■ **Work required**: Within the material below, filter for lines that hold the word "packages".

■ **Records for this task**:
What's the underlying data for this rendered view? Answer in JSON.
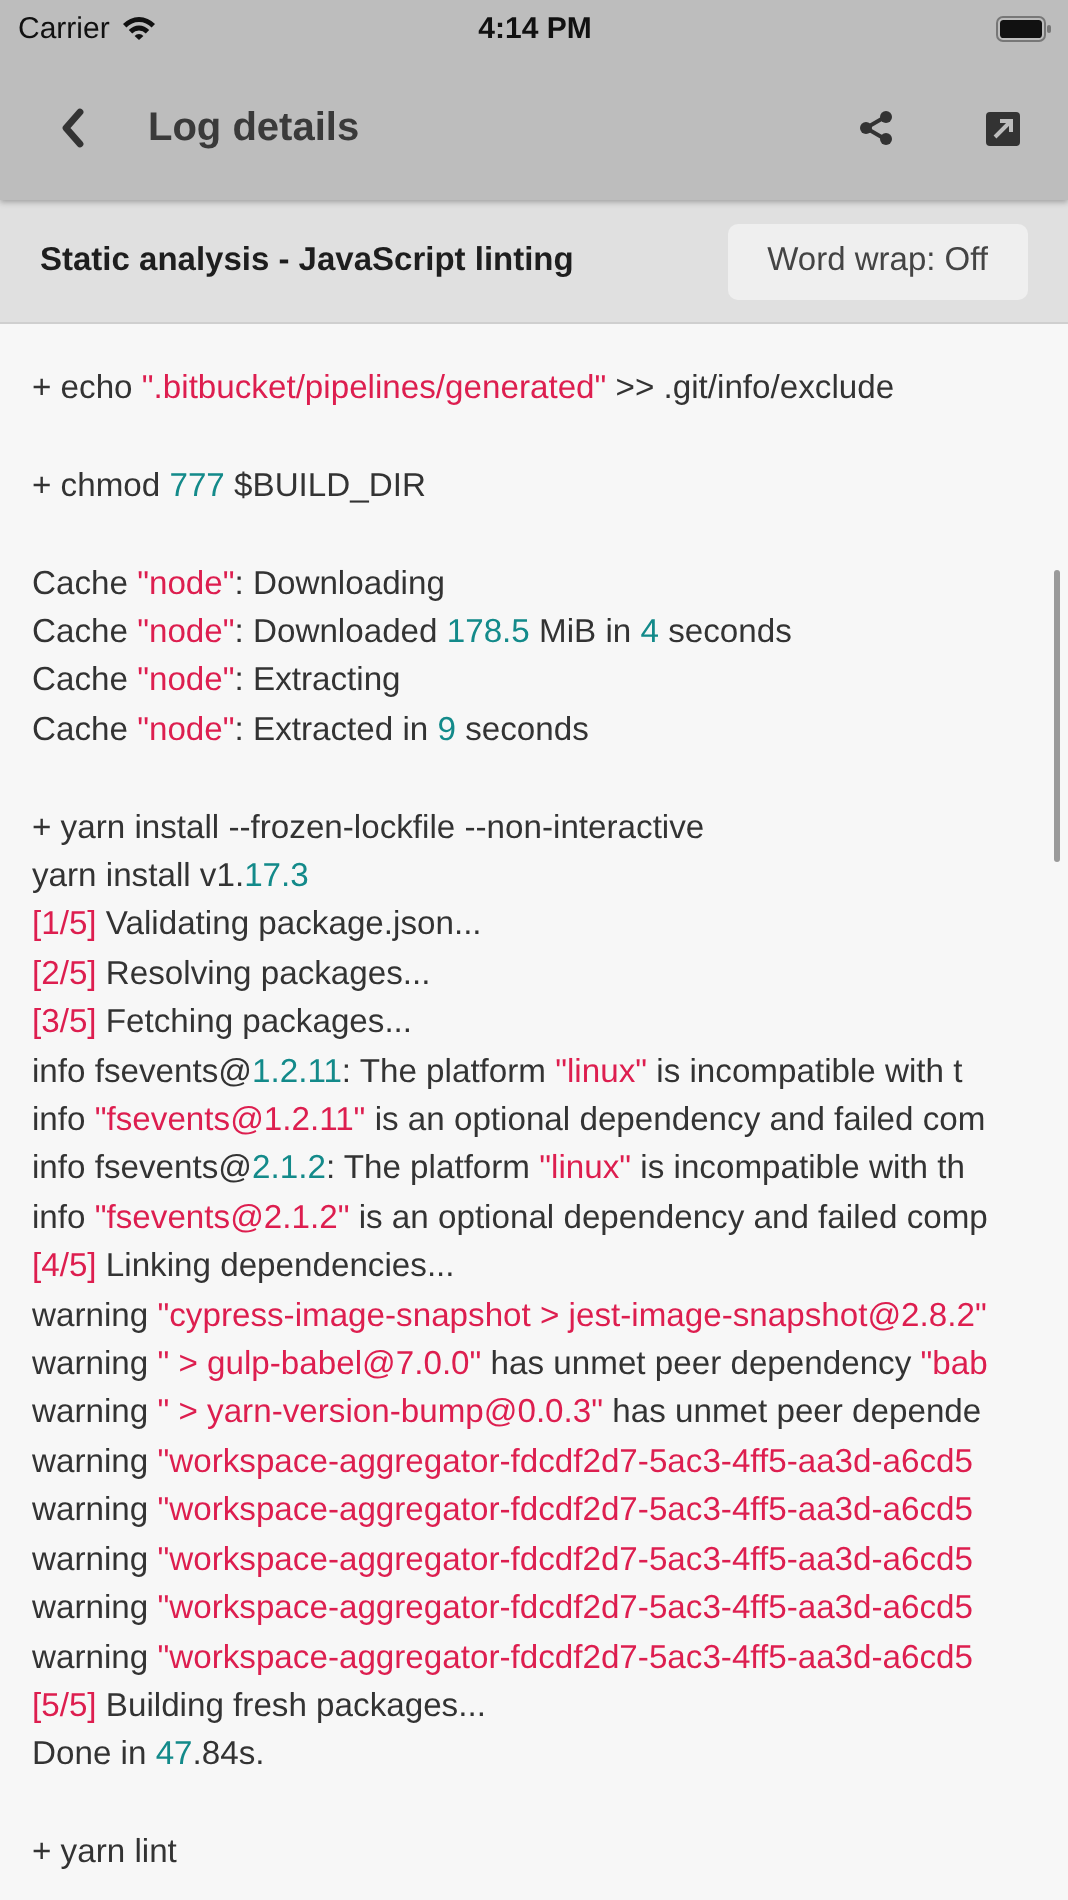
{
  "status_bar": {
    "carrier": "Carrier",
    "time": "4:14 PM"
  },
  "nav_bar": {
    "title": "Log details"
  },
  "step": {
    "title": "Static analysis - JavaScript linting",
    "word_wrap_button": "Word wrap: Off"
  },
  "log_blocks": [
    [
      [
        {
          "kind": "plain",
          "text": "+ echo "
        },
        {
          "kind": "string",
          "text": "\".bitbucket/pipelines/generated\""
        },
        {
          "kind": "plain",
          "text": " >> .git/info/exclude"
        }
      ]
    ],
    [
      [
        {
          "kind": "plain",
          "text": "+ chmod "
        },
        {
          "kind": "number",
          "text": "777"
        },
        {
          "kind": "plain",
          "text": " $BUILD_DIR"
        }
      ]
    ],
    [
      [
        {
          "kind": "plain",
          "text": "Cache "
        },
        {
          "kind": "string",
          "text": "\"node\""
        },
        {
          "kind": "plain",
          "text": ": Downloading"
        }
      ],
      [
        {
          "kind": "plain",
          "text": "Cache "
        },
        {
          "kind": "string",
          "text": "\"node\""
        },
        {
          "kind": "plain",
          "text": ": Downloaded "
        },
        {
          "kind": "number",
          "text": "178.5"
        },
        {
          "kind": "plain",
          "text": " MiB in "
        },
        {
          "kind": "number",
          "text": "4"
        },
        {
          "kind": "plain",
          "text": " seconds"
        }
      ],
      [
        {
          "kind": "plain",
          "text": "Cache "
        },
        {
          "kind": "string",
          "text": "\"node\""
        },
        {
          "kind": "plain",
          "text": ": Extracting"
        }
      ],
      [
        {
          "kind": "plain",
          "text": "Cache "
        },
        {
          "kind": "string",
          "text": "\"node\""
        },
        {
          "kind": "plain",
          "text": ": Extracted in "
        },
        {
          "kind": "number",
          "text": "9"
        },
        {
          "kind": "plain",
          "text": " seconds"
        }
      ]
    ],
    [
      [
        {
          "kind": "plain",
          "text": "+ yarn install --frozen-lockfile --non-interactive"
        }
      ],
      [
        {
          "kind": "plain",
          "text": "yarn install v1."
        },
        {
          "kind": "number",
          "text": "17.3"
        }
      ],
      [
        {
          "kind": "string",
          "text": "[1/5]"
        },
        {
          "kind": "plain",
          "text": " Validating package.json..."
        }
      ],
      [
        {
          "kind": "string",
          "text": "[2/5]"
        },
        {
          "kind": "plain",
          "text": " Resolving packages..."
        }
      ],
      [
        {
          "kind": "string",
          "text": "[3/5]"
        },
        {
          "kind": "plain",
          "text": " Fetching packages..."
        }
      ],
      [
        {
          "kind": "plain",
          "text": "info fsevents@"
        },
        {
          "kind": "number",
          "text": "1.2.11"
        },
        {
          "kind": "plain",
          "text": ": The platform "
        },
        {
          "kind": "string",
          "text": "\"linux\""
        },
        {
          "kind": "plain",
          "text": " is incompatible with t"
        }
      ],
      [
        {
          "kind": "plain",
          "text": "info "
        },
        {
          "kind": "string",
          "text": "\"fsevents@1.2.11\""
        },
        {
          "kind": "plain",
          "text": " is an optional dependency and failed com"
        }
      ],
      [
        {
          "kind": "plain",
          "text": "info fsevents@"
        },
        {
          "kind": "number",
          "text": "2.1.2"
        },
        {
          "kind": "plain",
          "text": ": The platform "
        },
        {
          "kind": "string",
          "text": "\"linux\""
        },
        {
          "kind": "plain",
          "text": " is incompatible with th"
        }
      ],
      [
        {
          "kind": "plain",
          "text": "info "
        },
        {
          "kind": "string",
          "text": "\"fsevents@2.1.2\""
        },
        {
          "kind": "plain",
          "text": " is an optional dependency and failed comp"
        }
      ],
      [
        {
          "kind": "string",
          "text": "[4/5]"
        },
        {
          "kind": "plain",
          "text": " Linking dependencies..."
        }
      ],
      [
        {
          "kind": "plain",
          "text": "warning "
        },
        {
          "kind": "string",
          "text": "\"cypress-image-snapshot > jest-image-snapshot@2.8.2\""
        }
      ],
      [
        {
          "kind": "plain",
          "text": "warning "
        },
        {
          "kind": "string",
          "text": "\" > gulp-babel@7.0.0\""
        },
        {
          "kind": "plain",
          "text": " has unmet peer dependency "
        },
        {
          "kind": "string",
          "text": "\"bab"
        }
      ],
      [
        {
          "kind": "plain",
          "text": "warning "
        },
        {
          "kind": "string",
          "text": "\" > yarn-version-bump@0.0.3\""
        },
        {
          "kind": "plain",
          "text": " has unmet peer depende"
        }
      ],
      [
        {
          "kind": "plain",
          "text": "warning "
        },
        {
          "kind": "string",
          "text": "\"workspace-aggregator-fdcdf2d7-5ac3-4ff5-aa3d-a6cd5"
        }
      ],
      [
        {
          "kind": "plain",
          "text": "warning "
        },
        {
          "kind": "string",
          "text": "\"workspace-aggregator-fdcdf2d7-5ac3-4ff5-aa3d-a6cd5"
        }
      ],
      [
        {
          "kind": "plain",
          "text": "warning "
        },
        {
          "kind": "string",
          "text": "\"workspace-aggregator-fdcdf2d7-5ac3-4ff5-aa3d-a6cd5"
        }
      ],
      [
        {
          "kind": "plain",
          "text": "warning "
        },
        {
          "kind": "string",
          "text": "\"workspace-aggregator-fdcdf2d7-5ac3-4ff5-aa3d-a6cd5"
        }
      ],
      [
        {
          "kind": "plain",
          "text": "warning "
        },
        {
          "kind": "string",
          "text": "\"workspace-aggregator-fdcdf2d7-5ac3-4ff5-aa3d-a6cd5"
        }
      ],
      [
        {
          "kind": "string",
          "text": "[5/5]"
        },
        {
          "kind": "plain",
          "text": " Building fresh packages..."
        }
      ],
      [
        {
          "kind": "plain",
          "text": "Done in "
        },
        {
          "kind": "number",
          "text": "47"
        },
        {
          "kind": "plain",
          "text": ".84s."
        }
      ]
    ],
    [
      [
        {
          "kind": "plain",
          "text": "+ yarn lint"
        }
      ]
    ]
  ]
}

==

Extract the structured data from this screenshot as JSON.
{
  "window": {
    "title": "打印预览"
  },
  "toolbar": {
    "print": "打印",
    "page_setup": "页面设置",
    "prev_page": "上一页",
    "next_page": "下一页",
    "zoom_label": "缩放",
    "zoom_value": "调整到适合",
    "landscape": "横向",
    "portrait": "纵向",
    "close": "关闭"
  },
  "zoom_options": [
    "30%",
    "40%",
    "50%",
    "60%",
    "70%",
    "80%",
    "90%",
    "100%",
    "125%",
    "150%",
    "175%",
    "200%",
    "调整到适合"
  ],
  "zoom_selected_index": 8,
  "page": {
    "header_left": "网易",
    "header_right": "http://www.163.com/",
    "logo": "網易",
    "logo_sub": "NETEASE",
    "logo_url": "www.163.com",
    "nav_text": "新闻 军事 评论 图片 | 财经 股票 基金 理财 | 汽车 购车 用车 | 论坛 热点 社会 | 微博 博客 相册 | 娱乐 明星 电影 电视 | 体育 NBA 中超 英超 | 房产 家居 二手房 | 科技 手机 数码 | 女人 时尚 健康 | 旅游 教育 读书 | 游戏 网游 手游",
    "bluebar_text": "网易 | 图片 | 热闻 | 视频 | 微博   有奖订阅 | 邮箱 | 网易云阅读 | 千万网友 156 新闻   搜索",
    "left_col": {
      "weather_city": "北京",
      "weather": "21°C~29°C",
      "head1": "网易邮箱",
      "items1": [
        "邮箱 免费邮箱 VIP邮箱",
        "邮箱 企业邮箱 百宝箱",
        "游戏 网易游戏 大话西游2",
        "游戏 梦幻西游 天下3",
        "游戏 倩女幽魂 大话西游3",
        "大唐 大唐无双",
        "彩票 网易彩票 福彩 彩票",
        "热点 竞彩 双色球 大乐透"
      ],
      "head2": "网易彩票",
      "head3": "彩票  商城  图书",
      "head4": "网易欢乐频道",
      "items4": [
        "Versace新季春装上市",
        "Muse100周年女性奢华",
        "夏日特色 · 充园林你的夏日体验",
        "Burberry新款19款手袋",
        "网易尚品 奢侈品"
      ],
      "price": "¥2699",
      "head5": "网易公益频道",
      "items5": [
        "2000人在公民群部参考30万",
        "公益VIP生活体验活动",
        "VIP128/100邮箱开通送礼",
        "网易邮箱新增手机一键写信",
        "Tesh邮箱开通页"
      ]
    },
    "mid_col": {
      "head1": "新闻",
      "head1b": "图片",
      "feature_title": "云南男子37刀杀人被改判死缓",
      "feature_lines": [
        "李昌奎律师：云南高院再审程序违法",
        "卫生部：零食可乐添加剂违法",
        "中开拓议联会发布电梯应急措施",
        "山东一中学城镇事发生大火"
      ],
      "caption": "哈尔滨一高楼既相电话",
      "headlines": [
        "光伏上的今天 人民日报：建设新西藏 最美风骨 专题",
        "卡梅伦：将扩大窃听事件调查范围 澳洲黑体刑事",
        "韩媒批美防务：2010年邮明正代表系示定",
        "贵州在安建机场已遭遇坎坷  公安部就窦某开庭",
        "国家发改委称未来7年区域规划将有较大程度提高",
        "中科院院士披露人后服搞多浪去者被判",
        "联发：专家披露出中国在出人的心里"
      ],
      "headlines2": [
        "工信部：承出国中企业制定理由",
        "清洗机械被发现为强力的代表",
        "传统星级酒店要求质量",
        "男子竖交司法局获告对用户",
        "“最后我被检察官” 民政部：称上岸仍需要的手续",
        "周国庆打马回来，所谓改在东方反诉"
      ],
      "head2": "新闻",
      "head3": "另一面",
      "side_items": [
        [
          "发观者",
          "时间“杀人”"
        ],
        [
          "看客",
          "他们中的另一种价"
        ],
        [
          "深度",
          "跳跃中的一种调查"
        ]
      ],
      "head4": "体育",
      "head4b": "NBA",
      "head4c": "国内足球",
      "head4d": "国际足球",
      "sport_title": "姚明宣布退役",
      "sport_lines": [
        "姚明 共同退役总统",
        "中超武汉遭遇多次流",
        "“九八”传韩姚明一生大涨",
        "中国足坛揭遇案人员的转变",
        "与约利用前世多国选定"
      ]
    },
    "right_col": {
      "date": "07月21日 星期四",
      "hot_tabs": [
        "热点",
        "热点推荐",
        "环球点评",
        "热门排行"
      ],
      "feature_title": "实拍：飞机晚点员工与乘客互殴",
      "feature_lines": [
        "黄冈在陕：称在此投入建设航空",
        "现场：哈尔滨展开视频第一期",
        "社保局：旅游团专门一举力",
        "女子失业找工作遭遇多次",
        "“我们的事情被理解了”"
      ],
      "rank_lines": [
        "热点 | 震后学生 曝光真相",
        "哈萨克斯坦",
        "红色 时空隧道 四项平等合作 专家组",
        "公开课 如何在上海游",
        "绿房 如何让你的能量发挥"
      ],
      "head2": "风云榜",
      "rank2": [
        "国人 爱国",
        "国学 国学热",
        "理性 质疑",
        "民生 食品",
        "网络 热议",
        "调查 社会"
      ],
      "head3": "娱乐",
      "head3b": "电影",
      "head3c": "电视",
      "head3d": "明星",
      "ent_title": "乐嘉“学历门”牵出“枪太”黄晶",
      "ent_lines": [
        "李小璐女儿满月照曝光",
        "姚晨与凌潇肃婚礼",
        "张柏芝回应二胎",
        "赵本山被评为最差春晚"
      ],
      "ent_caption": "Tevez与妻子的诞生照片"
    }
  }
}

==

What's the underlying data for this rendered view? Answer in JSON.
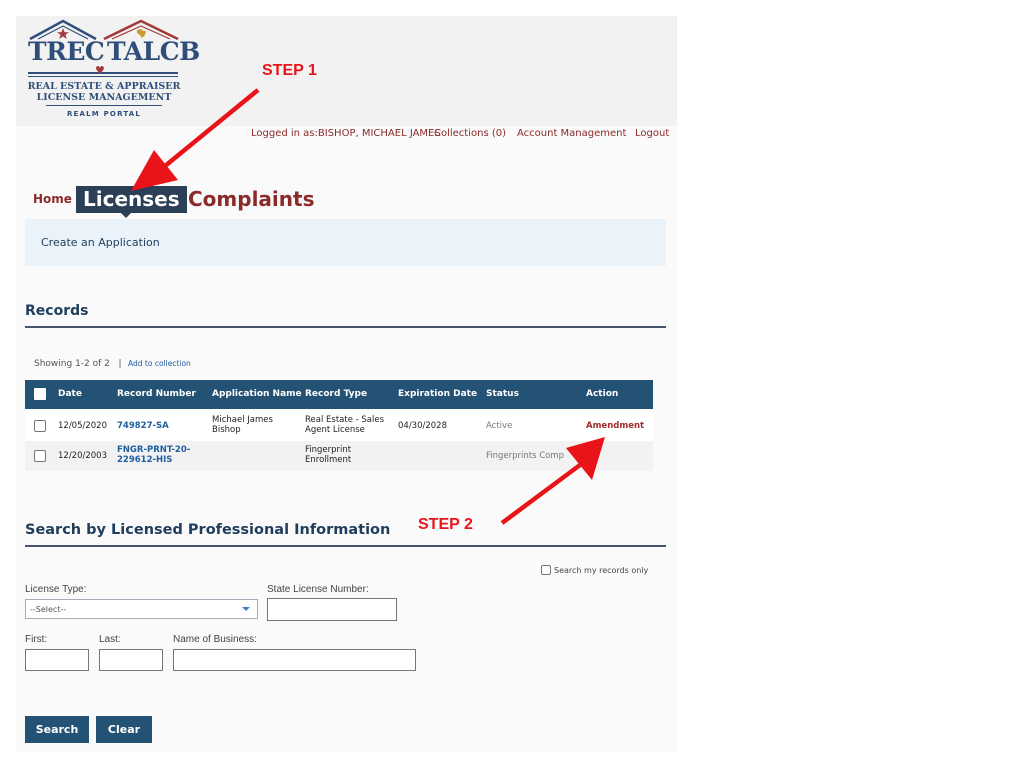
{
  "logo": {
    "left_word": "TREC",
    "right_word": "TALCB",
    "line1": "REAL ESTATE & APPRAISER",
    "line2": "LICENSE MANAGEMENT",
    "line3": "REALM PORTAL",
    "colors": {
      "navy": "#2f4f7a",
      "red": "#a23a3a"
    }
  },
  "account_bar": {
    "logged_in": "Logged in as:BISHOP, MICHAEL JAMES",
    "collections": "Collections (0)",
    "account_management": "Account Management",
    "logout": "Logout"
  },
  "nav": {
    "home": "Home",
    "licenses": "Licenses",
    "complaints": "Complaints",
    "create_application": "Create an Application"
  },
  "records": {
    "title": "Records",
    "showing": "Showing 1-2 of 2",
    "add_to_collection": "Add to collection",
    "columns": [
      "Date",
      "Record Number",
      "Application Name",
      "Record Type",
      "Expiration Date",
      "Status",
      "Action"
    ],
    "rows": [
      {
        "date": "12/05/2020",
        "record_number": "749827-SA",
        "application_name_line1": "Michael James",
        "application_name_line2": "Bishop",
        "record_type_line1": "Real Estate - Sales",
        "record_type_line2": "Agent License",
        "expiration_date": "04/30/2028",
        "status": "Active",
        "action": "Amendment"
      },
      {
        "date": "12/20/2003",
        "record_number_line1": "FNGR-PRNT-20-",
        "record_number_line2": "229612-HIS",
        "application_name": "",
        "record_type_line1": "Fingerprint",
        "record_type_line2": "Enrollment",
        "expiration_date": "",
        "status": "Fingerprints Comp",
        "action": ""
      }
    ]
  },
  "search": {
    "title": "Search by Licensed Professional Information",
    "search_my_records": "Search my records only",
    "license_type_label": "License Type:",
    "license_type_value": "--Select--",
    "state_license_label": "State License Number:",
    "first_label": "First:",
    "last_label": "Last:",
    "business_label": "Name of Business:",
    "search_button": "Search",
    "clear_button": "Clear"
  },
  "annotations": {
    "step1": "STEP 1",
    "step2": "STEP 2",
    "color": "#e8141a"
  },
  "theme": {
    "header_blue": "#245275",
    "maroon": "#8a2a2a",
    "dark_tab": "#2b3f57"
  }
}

■ **Your response**:
          "text": " Resolving packages..."
          "text": " Fetching packages..."
          "text": " Building fresh packages..."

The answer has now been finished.